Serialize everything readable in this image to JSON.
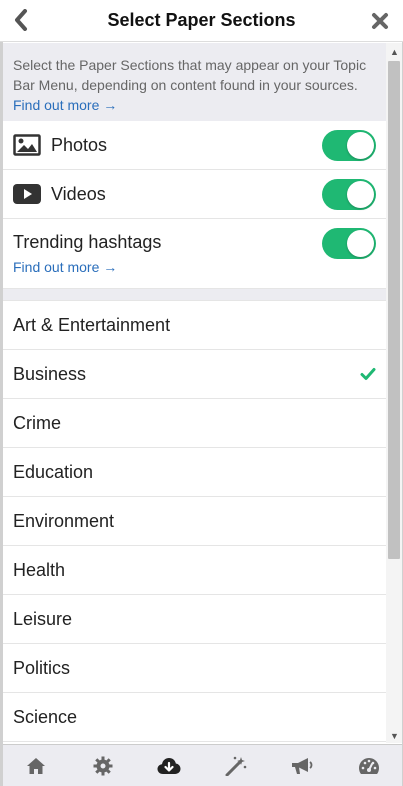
{
  "header": {
    "title": "Select Paper Sections"
  },
  "intro": {
    "text": "Select the Paper Sections that may appear on your Topic Bar Menu, depending on content found in your sources.",
    "link": "Find out more →"
  },
  "toggles": [
    {
      "label": "Photos",
      "icon": "image-icon",
      "on": true
    },
    {
      "label": "Videos",
      "icon": "play-icon",
      "on": true
    }
  ],
  "trending": {
    "label": "Trending hashtags",
    "link": "Find out more →",
    "on": true
  },
  "sections": [
    {
      "label": "Art & Entertainment",
      "checked": false
    },
    {
      "label": "Business",
      "checked": true
    },
    {
      "label": "Crime",
      "checked": false
    },
    {
      "label": "Education",
      "checked": false
    },
    {
      "label": "Environment",
      "checked": false
    },
    {
      "label": "Health",
      "checked": false
    },
    {
      "label": "Leisure",
      "checked": false
    },
    {
      "label": "Politics",
      "checked": false
    },
    {
      "label": "Science",
      "checked": false
    }
  ],
  "bottom_nav": [
    "home-icon",
    "gear-icon",
    "cloud-download-icon",
    "magic-wand-icon",
    "megaphone-icon",
    "dashboard-icon"
  ],
  "colors": {
    "toggle_on": "#1fb873",
    "check": "#1fb873",
    "link": "#2a6ebb",
    "intro_bg": "#ececf1"
  }
}
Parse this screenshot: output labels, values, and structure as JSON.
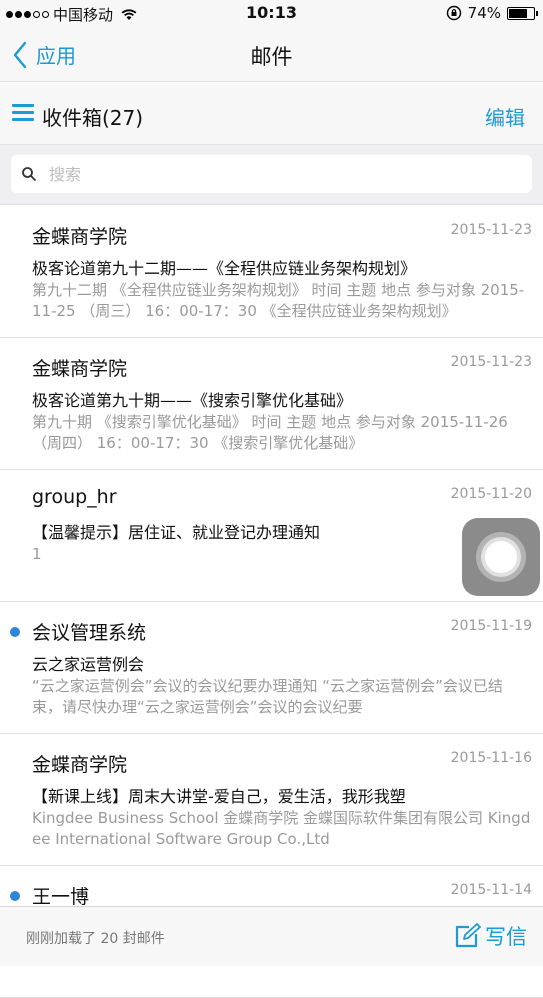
{
  "status_bar": {
    "carrier": "中国移动",
    "time": "10:13",
    "battery": "74%",
    "battery_level": 0.74
  },
  "nav": {
    "back_label": "应用",
    "title": "邮件"
  },
  "inbox": {
    "title": "收件箱(27)",
    "edit_label": "编辑"
  },
  "search": {
    "placeholder": "搜索"
  },
  "mails": [
    {
      "sender": "金蝶商学院",
      "date": "2015-11-23",
      "subject": "极客论道第九十二期——《全程供应链业务架构规划》",
      "preview": "第九十二期 《全程供应链业务架构规划》 时间 主题 地点 参与对象 2015-11-25 （周三） 16：00-17：30 《全程供应链业务架构规划》",
      "unread": false
    },
    {
      "sender": "金蝶商学院",
      "date": "2015-11-23",
      "subject": "极客论道第九十期——《搜索引擎优化基础》",
      "preview": "第九十期 《搜索引擎优化基础》 时间 主题 地点 参与对象 2015-11-26 （周四） 16：00-17：30 《搜索引擎优化基础》",
      "unread": false
    },
    {
      "sender": "group_hr",
      "date": "2015-11-20",
      "subject": "【温馨提示】居住证、就业登记办理通知",
      "preview": "1",
      "unread": false
    },
    {
      "sender": "会议管理系统",
      "date": "2015-11-19",
      "subject": "云之家运营例会",
      "preview": "“云之家运营例会”会议的会议纪要办理通知 “云之家运营例会”会议已结束，请尽快办理“云之家运营例会”会议的会议纪要",
      "unread": true
    },
    {
      "sender": "金蝶商学院",
      "date": "2015-11-16",
      "subject": "【新课上线】周末大讲堂-爱自己，爱生活，我形我塑",
      "preview": "Kingdee Business School 金蝶商学院 金蝶国际软件集团有限公司 Kingdee International Software Group Co.,Ltd",
      "unread": false
    },
    {
      "sender": "王一博",
      "date": "2015-11-14",
      "subject": "",
      "preview": "",
      "unread": true
    }
  ],
  "footer": {
    "status": "刚刚加载了 20 封邮件",
    "compose_label": "写信"
  },
  "icons": {
    "back": "chevron-left-icon",
    "menu": "hamburger-menu-icon",
    "search": "search-icon",
    "compose": "compose-icon",
    "assistive": "assistive-touch-icon"
  },
  "colors": {
    "accent": "#1b9ad6",
    "unread_dot": "#2f86d6"
  }
}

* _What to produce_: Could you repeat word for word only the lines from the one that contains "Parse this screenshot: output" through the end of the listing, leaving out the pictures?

* _Answer area_:
Parse this screenshot: output labels, values, and structure as JSON.
{
  "status_bar": {
    "carrier": "中国移动",
    "time": "10:13",
    "battery": "74%",
    "battery_level": 0.74
  },
  "nav": {
    "back_label": "应用",
    "title": "邮件"
  },
  "inbox": {
    "title": "收件箱(27)",
    "edit_label": "编辑"
  },
  "search": {
    "placeholder": "搜索"
  },
  "mails": [
    {
      "sender": "金蝶商学院",
      "date": "2015-11-23",
      "subject": "极客论道第九十二期——《全程供应链业务架构规划》",
      "preview": "第九十二期 《全程供应链业务架构规划》 时间 主题 地点 参与对象 2015-11-25 （周三） 16：00-17：30 《全程供应链业务架构规划》",
      "unread": false
    },
    {
      "sender": "金蝶商学院",
      "date": "2015-11-23",
      "subject": "极客论道第九十期——《搜索引擎优化基础》",
      "preview": "第九十期 《搜索引擎优化基础》 时间 主题 地点 参与对象 2015-11-26 （周四） 16：00-17：30 《搜索引擎优化基础》",
      "unread": false
    },
    {
      "sender": "group_hr",
      "date": "2015-11-20",
      "subject": "【温馨提示】居住证、就业登记办理通知",
      "preview": "1",
      "unread": false
    },
    {
      "sender": "会议管理系统",
      "date": "2015-11-19",
      "subject": "云之家运营例会",
      "preview": "“云之家运营例会”会议的会议纪要办理通知 “云之家运营例会”会议已结束，请尽快办理“云之家运营例会”会议的会议纪要",
      "unread": true
    },
    {
      "sender": "金蝶商学院",
      "date": "2015-11-16",
      "subject": "【新课上线】周末大讲堂-爱自己，爱生活，我形我塑",
      "preview": "Kingdee Business School 金蝶商学院 金蝶国际软件集团有限公司 Kingdee International Software Group Co.,Ltd",
      "unread": false
    },
    {
      "sender": "王一博",
      "date": "2015-11-14",
      "subject": "",
      "preview": "",
      "unread": true
    }
  ],
  "footer": {
    "status": "刚刚加载了 20 封邮件",
    "compose_label": "写信"
  },
  "icons": {
    "back": "chevron-left-icon",
    "menu": "hamburger-menu-icon",
    "search": "search-icon",
    "compose": "compose-icon",
    "assistive": "assistive-touch-icon"
  },
  "colors": {
    "accent": "#1b9ad6",
    "unread_dot": "#2f86d6"
  }
}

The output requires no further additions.